Dominant swimmer Jodie Swallow (GBR) led the women’s pack out of the water in 23:59, trailed by Helle Frederiksen (DNK), Annabel Luxford (AUS), Mary Beth Ellis (USA) and Daniela Ryf (SWZ). The group of five went to work on the bike to create a gap of over a minute early on to the rest of the field. Behind them, Ironman 70.3 Mont-Tremblant winner Meredith Kessler was pushing the pace with a second group.
Ryf made a move around 35 miles into the bike to extend her lead ahead of the group, and by the time she left T2 she had 2:45 on second-place Swallow. Swallow was steadily chipping away seconds on the lead but it wasn’t enough to get within striking distance, leaving Ryf untouched during the run. The true battle was behind them for third place, with Kessler and Heather Wurtele (CAN) gunning to make up ground on Ellis. At the halfway point, the trio was within 30 seconds of each other, but with two miles to go, Wurtele solidified her spot in the top three using her 1:22:19 half marathon. Ryf crossed the line in 4:09:19 to win her first 70.3 world championship title, Swallow came in second in 4:11:43 and Wurtele claimed third in 4:14:55, followed by Kessler and Ellis.
Ironman 70.3. World Championship
Sept. 7, 2014 – Mont-Tremblant, Canada
1.2-mile swim, 56-mile bike, 13.1-mile run
1. Javier Gomez (ESP) 3:41:30
2. Jan Frodeno (DEU) 3:42:11
3. Tim Don (GBR) 3:44:38
4. Lionel Sanders (CAN) 3:46:03
5. Nils Frommhold (DEU) 3:46:25
6. Joe Gambles (AUS) 3:46:34
7. Tim Reed (AUS) 3:47:07
8. Bart Aernouts (BEL) 3:48:05
9. Terenzo Bozzone (NZL) 3:48:20
10. Will Clarke (GBR) 3:48:44
1. Daniela Ryf (CHE) 4:09:19
2. Jodie Swallow (GBR) 4:11:43
3. Heather Wurtele (CAN) 4:14:55
4. Meredith Kessler (USA) 4:16:03
5. Mary Beth Ellis (USA) 4:17:03

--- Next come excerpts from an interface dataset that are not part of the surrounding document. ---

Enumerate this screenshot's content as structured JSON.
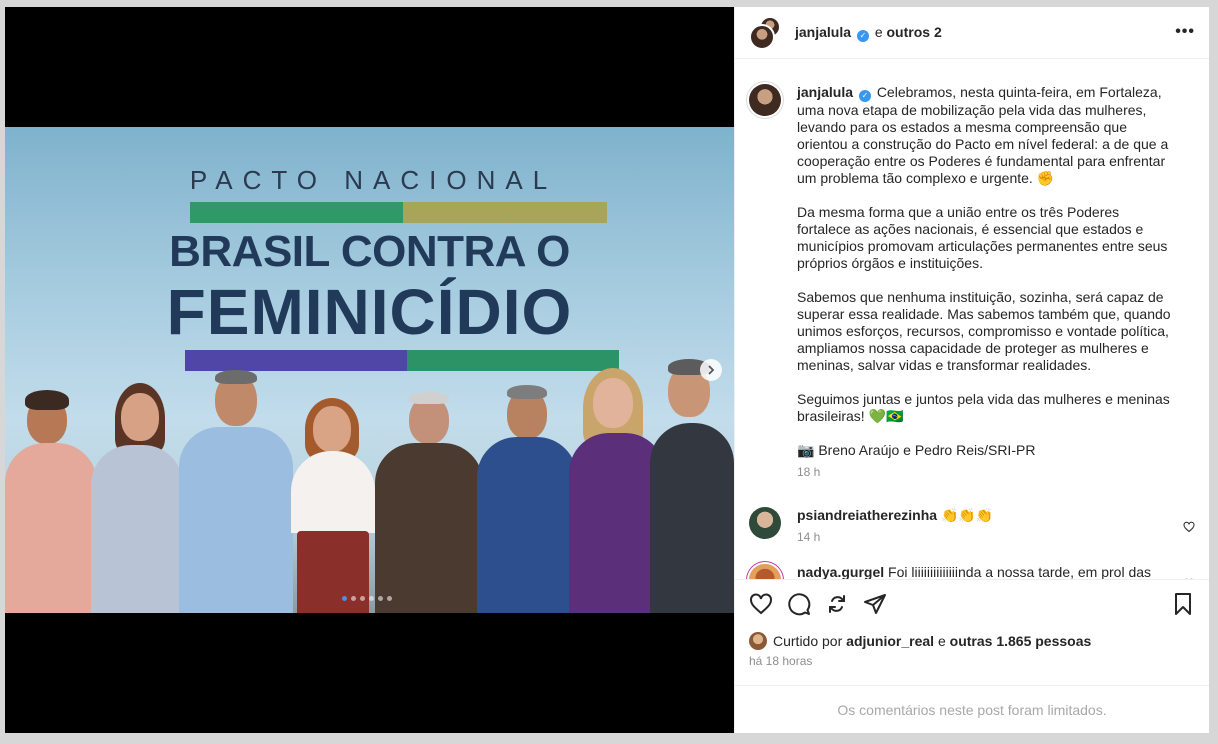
{
  "media": {
    "banner_line0": "PACTO NACIONAL",
    "banner_line1": "BRASIL CONTRA O",
    "banner_line2": "FEMINICÍDIO",
    "carousel_count": 6,
    "carousel_active": 0
  },
  "header": {
    "username": "janjalula",
    "connector": "e",
    "others": "outros 2",
    "more": "•••"
  },
  "caption": {
    "username": "janjalula",
    "p1": "Celebramos, nesta quinta-feira, em Fortaleza, uma nova etapa de mobilização pela vida das mulheres, levando para os estados a mesma compreensão que orientou a construção do Pacto em nível federal: a de que a cooperação entre os Poderes é fundamental para enfrentar um problema tão complexo e urgente. ✊",
    "p2": "Da mesma forma que a união entre os três Poderes fortalece as ações nacionais, é essencial que estados e municípios promovam articulações permanentes entre seus próprios órgãos e instituições.",
    "p3": "Sabemos que nenhuma instituição, sozinha, será capaz de superar essa realidade. Mas sabemos também que, quando unimos esforços, recursos, compromisso e vontade política, ampliamos nossa capacidade de proteger as mulheres e meninas, salvar vidas e transformar realidades.",
    "p4": "Seguimos juntas e juntos pela vida das mulheres e meninas brasileiras! 💚🇧🇷",
    "p5": "📷 Breno Araújo e Pedro Reis/SRI-PR",
    "time": "18 h"
  },
  "comments": [
    {
      "username": "psiandreiatherezinha",
      "text": "👏👏👏",
      "time": "14 h"
    },
    {
      "username": "nadya.gurgel",
      "text": "Foi liiiiiiiiiiiiiinda a nossa tarde, em prol das",
      "time": ""
    }
  ],
  "likes": {
    "prefix": "Curtido por",
    "user": "adjunior_real",
    "connector": "e",
    "others": "outras 1.865 pessoas",
    "ago": "há 18 horas"
  },
  "footer": {
    "limited": "Os comentários neste post foram limitados."
  },
  "colors": {
    "verified": "#3897f0",
    "banner_text": "#213a5a",
    "green": "#2f9a67",
    "purple": "#4f46a8",
    "gold": "#a9a558"
  }
}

6. Radka Vodickova (CZE) 4:17:47
7. Lisa Huetthaler (AUT) 4:18:16
8. Svenja Bazlen (GEO) 4:18:48
9. Rachel McBride (CAN) 4:19:52
10. Magali Tisseyre (CAN) 4:20:38